### [PROBLEM STATEMENT]
The records that follow are to be repeated without alteration.

───── RECORDS SUPPLIED ─────

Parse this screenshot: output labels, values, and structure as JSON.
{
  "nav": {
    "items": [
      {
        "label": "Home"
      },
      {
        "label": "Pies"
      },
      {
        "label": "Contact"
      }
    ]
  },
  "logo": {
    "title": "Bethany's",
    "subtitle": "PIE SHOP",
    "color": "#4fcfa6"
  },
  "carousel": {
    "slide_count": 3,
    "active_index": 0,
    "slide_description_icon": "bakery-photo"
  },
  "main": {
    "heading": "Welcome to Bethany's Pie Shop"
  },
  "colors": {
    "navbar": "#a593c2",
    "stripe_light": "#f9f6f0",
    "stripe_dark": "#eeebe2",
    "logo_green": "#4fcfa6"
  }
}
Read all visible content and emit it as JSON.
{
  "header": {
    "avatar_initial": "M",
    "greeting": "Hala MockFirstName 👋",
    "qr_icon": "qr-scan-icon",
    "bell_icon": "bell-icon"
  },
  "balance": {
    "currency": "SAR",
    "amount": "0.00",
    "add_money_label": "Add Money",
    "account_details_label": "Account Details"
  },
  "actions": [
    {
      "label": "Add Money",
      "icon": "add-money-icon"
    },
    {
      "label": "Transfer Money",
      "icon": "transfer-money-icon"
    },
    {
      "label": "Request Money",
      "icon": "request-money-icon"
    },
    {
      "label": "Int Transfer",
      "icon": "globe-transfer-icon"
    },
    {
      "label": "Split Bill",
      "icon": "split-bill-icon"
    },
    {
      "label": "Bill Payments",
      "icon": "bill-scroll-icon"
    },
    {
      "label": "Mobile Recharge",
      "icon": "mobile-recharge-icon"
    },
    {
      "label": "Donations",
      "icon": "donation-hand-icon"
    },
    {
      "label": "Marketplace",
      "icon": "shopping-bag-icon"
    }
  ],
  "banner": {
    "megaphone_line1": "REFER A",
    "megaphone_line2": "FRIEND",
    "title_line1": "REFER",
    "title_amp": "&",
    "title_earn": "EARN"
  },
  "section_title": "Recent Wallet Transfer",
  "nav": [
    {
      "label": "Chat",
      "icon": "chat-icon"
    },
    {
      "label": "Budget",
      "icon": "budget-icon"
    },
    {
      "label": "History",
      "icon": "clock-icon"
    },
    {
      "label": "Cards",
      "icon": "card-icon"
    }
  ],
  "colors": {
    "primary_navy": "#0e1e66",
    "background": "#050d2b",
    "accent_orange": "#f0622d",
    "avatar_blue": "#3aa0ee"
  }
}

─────

### [YOUR SOLUTION]
Parse this screenshot: output labels, values, and structure as JSON.
{
  "nav": {
    "items": [
      {
        "label": "Home"
      },
      {
        "label": "Pies"
      },
      {
        "label": "Contact"
      }
    ]
  },
  "logo": {
    "title": "Bethany's",
    "subtitle": "PIE SHOP",
    "color": "#4fcfa6"
  },
  "carousel": {
    "slide_count": 3,
    "active_index": 0,
    "slide_description_icon": "bakery-photo"
  },
  "main": {
    "heading": "Welcome to Bethany's Pie Shop"
  },
  "colors": {
    "navbar": "#a593c2",
    "stripe_light": "#f9f6f0",
    "stripe_dark": "#eeebe2",
    "logo_green": "#4fcfa6"
  }
}
Read all visible content and emit it as JSON.
{
  "header": {
    "avatar_initial": "M",
    "greeting": "Hala MockFirstName 👋",
    "qr_icon": "qr-scan-icon",
    "bell_icon": "bell-icon"
  },
  "balance": {
    "currency": "SAR",
    "amount": "0.00",
    "add_money_label": "Add Money",
    "account_details_label": "Account Details"
  },
  "actions": [
    {
      "label": "Add Money",
      "icon": "add-money-icon"
    },
    {
      "label": "Transfer Money",
      "icon": "transfer-money-icon"
    },
    {
      "label": "Request Money",
      "icon": "request-money-icon"
    },
    {
      "label": "Int Transfer",
      "icon": "globe-transfer-icon"
    },
    {
      "label": "Split Bill",
      "icon": "split-bill-icon"
    },
    {
      "label": "Bill Payments",
      "icon": "bill-scroll-icon"
    },
    {
      "label": "Mobile Recharge",
      "icon": "mobile-recharge-icon"
    },
    {
      "label": "Donations",
      "icon": "donation-hand-icon"
    },
    {
      "label": "Marketplace",
      "icon": "shopping-bag-icon"
    }
  ],
  "banner": {
    "megaphone_line1": "REFER A",
    "megaphone_line2": "FRIEND",
    "title_line1": "REFER",
    "title_amp": "&",
    "title_earn": "EARN"
  },
  "section_title": "Recent Wallet Transfer",
  "nav": [
    {
      "label": "Chat",
      "icon": "chat-icon"
    },
    {
      "label": "Budget",
      "icon": "budget-icon"
    },
    {
      "label": "History",
      "icon": "clock-icon"
    },
    {
      "label": "Cards",
      "icon": "card-icon"
    }
  ],
  "colors": {
    "primary_navy": "#0e1e66",
    "background": "#050d2b",
    "accent_orange": "#f0622d",
    "avatar_blue": "#3aa0ee"
  }
}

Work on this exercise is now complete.